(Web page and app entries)

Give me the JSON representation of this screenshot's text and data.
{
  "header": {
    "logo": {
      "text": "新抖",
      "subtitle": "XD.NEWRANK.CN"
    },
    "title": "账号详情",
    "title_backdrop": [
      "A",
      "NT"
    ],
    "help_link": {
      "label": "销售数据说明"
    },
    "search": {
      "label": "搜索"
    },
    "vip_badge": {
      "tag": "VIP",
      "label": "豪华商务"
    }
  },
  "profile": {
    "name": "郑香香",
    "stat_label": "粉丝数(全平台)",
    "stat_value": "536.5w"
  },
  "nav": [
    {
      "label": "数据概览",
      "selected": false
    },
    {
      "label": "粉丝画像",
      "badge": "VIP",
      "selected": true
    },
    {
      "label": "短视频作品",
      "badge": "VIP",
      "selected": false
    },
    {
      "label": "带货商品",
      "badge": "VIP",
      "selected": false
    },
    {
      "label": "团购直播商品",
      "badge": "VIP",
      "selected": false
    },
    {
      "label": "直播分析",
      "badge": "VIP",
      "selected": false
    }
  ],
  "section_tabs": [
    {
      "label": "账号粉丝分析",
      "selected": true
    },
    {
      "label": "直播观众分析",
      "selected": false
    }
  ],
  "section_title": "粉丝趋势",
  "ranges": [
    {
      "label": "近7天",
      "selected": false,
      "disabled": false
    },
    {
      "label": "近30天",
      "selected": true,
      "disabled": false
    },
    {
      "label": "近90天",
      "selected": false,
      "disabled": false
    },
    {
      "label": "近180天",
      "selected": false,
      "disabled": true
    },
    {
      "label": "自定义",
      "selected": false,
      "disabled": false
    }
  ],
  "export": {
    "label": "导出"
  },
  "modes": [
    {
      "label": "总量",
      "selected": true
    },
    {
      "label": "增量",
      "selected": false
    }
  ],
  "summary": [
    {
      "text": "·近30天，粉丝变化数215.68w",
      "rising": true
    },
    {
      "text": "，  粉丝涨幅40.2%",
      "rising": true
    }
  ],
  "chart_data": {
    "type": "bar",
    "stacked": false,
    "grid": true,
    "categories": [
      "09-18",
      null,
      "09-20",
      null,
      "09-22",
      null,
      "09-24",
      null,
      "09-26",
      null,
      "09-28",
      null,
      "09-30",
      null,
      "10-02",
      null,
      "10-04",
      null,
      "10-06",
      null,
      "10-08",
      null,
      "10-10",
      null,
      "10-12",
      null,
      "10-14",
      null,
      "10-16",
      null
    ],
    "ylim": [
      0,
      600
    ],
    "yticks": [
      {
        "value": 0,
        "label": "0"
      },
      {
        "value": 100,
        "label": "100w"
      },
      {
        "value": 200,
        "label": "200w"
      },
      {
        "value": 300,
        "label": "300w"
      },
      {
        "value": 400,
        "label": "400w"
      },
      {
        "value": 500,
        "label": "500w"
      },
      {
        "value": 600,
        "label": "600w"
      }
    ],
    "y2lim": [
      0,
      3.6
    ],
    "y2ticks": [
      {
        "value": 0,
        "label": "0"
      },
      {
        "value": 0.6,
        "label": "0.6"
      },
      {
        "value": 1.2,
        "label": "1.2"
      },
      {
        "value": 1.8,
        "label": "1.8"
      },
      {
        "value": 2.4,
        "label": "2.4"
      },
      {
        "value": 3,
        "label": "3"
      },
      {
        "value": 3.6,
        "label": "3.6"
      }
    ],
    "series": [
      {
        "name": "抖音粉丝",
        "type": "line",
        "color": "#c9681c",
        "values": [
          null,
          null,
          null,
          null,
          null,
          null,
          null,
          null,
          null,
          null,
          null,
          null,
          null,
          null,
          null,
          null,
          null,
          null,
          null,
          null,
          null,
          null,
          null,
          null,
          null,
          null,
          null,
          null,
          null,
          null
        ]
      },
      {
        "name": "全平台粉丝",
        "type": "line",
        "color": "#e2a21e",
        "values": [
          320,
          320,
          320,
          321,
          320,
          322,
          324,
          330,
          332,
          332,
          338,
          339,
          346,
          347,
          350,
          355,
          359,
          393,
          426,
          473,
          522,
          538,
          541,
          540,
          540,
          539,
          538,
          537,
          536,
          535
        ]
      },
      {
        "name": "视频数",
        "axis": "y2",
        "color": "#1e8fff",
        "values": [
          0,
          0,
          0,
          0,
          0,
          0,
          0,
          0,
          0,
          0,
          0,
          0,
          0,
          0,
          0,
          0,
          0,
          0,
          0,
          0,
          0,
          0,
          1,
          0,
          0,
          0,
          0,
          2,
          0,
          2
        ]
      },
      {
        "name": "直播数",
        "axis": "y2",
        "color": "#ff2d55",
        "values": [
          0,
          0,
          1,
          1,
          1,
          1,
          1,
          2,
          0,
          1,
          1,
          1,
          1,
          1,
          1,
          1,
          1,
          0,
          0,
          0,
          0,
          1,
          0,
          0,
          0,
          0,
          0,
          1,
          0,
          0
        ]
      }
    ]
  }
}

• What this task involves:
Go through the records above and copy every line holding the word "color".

• Answer box:
        "color": "#c9681c",
        "color": "#e2a21e",
        "color": "#1e8fff",
        "color": "#ff2d55",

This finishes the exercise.